Roji Tea Garden—A Short Description

by Karl Bareis (adapted from The Wooden Post, vol 10, March 2018)

Roji Tea Garden drawing…A contemplative garden landscape which invites the guests to experience a tranquil and purposely self-absorbed but silent process. Guests arrive at the tea garden by first walking through a forest on a steep mountain trail, and after some minutes arriving at a quiet landing in the forest surrounded by tall bamboo and a soft green pelt of moss-covered earth, punctuated by water-worn stones and handcrafted bamboo fences.

The whole effect of the tea garden is designed to put the guest in a state of tranquility. During an actual ceremony, guests arrive at an appointed hour, and after sitting in an open pavilion at the entrance to the tea garden for enough time to “listen to the sounds of nature”, the tea master will appear outside the tea hut, and beckon the guests to cross over the moss and enter the room. Quietly the guests leave the machiai waiting pavilion—each one separated by enough of an interval to allow the previous person a chance to privately follow the perfectly spaced stepping stones and observe the moment in nature without feeling crowded or rushed.

Upon arriving at the tea room, shoes and all superfluous items are left outside on a large smooth stone, and one is seated in a small room with a perfect view of the master as he ritually prepares the tea. All the while the room is filled with the sounds of water simmering over a charcoal brazier–each natural coal glowing in the dim atmosphere of the tea room. As the fluid and perfectly choreographed motions of the master put the guests in a state of deep and sympathetic ease, the lack of conversation allows each person to follow scent, or sound, or motions which he or she brings into focus within a state of personal contemplation. The climatic sips of thick whisked tea broth are by no means the only experience of the “ceremony”. One invariably is left with a sense of self awareness and unspoken gratitude–a complex emotion bracketed by the many separate physical elements which all are created and structured to focus the mind on the moment. Clarity in mind is helped by the physical isolation and surroundings.

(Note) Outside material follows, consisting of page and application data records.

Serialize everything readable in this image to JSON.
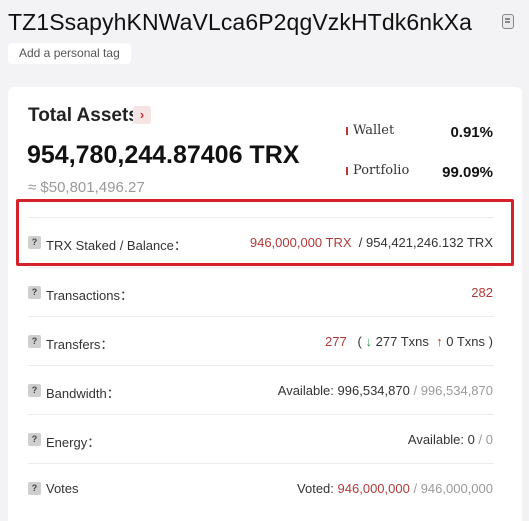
{
  "header": {
    "address": "TZ1SsapyhKNWaVLca6P2qgVzkHTdk6nkXa",
    "tag_button": "Add a personal tag"
  },
  "total_assets": {
    "title": "Total Assets",
    "amount": "954,780,244.87406 TRX",
    "usd": "≈ $50,801,496.27",
    "legend": [
      {
        "label": "Wallet",
        "percent": "0.91%",
        "color": "#c23631"
      },
      {
        "label": "Portfolio",
        "percent": "99.09%",
        "color": "#c23631"
      }
    ]
  },
  "rows": {
    "staked": {
      "label": "TRX Staked / Balance",
      "staked": "946,000,000 TRX",
      "sep": "/",
      "balance": "954,421,246.132 TRX"
    },
    "transactions": {
      "label": "Transactions",
      "value": "282"
    },
    "transfers": {
      "label": "Transfers",
      "total": "277",
      "open": "(",
      "in_txns": "277 Txns",
      "out_txns": "0 Txns",
      "close": ")"
    },
    "bandwidth": {
      "label": "Bandwidth",
      "prefix": "Available:",
      "available": "996,534,870",
      "sep": "/",
      "total": "996,534,870"
    },
    "energy": {
      "label": "Energy",
      "prefix": "Available:",
      "available": "0",
      "sep": "/",
      "total": "0"
    },
    "votes": {
      "label": "Votes",
      "prefix": "Voted:",
      "voted": "946,000,000",
      "sep": "/",
      "total": "946,000,000"
    }
  },
  "colors": {
    "accent_red": "#c23631",
    "highlight_border": "#d4222b"
  }
}
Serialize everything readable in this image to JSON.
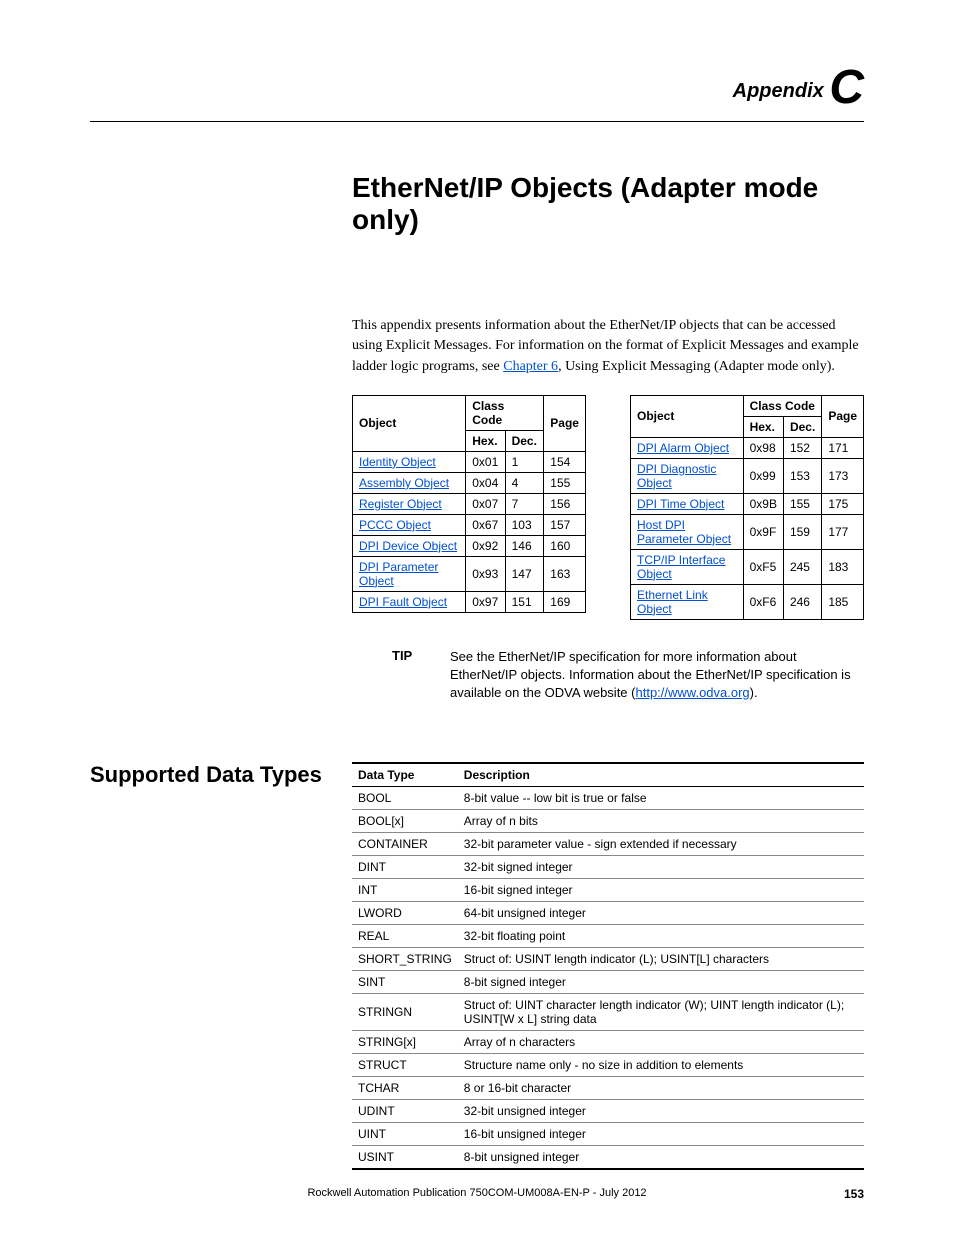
{
  "header": {
    "appendix_word": "Appendix",
    "letter": "C"
  },
  "title": "EtherNet/IP Objects (Adapter mode only)",
  "intro": {
    "p1a": "This appendix presents information about the EtherNet/IP objects that can be accessed using Explicit Messages. For information on the format of Explicit Messages and example ladder logic programs, see ",
    "chapter_link": "Chapter 6",
    "p1b": ", Using Explicit Messaging (Adapter mode only)."
  },
  "obj_table_headers": {
    "object": "Object",
    "class_code": "Class Code",
    "page": "Page",
    "hex": "Hex.",
    "dec": "Dec."
  },
  "objects_left": [
    {
      "name": "Identity Object",
      "hex": "0x01",
      "dec": "1",
      "page": "154"
    },
    {
      "name": "Assembly Object",
      "hex": "0x04",
      "dec": "4",
      "page": "155"
    },
    {
      "name": "Register Object",
      "hex": "0x07",
      "dec": "7",
      "page": "156"
    },
    {
      "name": "PCCC Object",
      "hex": "0x67",
      "dec": "103",
      "page": "157"
    },
    {
      "name": "DPI Device Object",
      "hex": "0x92",
      "dec": "146",
      "page": "160"
    },
    {
      "name": "DPI Parameter Object",
      "hex": "0x93",
      "dec": "147",
      "page": "163"
    },
    {
      "name": "DPI Fault Object",
      "hex": "0x97",
      "dec": "151",
      "page": "169"
    }
  ],
  "objects_right": [
    {
      "name": "DPI Alarm Object",
      "hex": "0x98",
      "dec": "152",
      "page": "171"
    },
    {
      "name": "DPI Diagnostic Object",
      "hex": "0x99",
      "dec": "153",
      "page": "173"
    },
    {
      "name": "DPI Time Object",
      "hex": "0x9B",
      "dec": "155",
      "page": "175"
    },
    {
      "name": "Host DPI Parameter Object",
      "hex": "0x9F",
      "dec": "159",
      "page": "177"
    },
    {
      "name": "TCP/IP Interface Object",
      "hex": "0xF5",
      "dec": "245",
      "page": "183"
    },
    {
      "name": "Ethernet Link Object",
      "hex": "0xF6",
      "dec": "246",
      "page": "185"
    }
  ],
  "tip": {
    "label": "TIP",
    "text_a": "See the EtherNet/IP specification for more information about EtherNet/IP objects. Information about the EtherNet/IP specification is available on the ODVA website (",
    "url": "http://www.odva.org",
    "text_b": ")."
  },
  "datatypes_heading": "Supported Data Types",
  "dt_headers": {
    "type": "Data Type",
    "desc": "Description"
  },
  "datatypes": [
    {
      "t": "BOOL",
      "d": "8-bit value -- low bit is true or false"
    },
    {
      "t": "BOOL[x]",
      "d": "Array of n bits"
    },
    {
      "t": "CONTAINER",
      "d": "32-bit parameter value - sign extended if necessary"
    },
    {
      "t": "DINT",
      "d": "32-bit signed integer"
    },
    {
      "t": "INT",
      "d": "16-bit signed integer"
    },
    {
      "t": "LWORD",
      "d": "64-bit unsigned integer"
    },
    {
      "t": "REAL",
      "d": "32-bit floating point"
    },
    {
      "t": "SHORT_STRING",
      "d": "Struct of: USINT length indicator (L); USINT[L] characters"
    },
    {
      "t": "SINT",
      "d": "8-bit signed integer"
    },
    {
      "t": "STRINGN",
      "d": "Struct of: UINT character length indicator (W); UINT length indicator (L); USINT[W x L] string data"
    },
    {
      "t": "STRING[x]",
      "d": "Array of n characters"
    },
    {
      "t": "STRUCT",
      "d": "Structure name only - no size in addition to elements"
    },
    {
      "t": "TCHAR",
      "d": "8 or 16-bit character"
    },
    {
      "t": "UDINT",
      "d": "32-bit unsigned integer"
    },
    {
      "t": "UINT",
      "d": "16-bit unsigned integer"
    },
    {
      "t": "USINT",
      "d": "8-bit unsigned integer"
    }
  ],
  "footer": {
    "pub": "Rockwell Automation Publication 750COM-UM008A-EN-P - July 2012",
    "page": "153"
  }
}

This experience and this ritualistic type of tea garden is uniquely landscaped and extremely rare. The combination of the natural setting amongst the trees and being purposefully far away from the sounds of traffic and man-made noise is almost impossible to duplicate.